What would it look like for design professionals working in the public built environment to consider mental health on a deeper, more personal level? Public Spaces for Mental Health examines the intersection between the public built environment, participatory design and the diverse spatial experiences of people with mental health challenges. Urban environments are particularly detrimental to mental health, as we see substantially increased rates of mental illness in those residing in cities. If not addressed, disparities in urban mental health will only grow as massive populations continue to migrate to cities. With no strategies, guidelines or structures in place to address mental health in the public built environment, people with mental health challenges remain consistently underserved. This project is exploring how to make the experience of mental health challenges visible in the design process of public space. It addresses this through the creation of a set of tools that advocate for and aid in a process of collaboration between design professionals (architects, landscape architects and planners) and people experiencing mental health challenges.
Resigning to be Heard: Hanford Downwinders Demand Better Science
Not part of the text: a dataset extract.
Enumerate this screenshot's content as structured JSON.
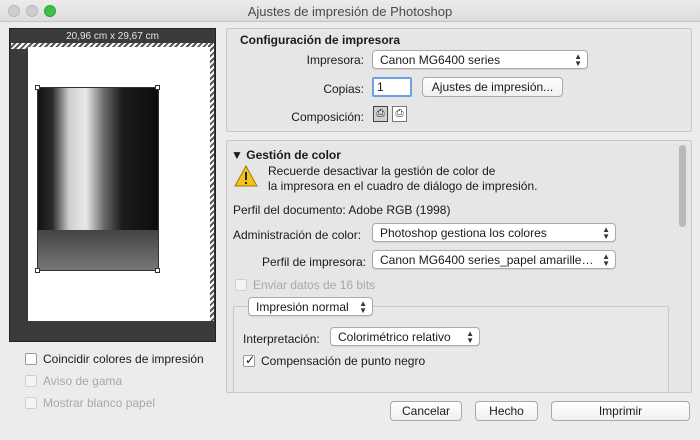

When Rudi Nussbaum joined Hanford Health Information Network in the early 1990s, he knew that trust and credibility were of the utmost importance. Declassified documents from Hanford Nuclear Reservation clearly showed accidental and intentional radiation releases, potentially exposing thousands downwind. Mandated by Congress, The Network was to educate the public about radiation and health science, providing a balanced perspective and promoting public involvement. But why would Nussbaum, a nuclear physicist and Holocaust survivor, join a mass resignation from HHIN only a few years later? I argue that beyond standing with his Downwinder allies, Nussbaum was sending a message to the world that official narratives about the dangers of radiation exposure were not credible and future research would require an entirely different approach.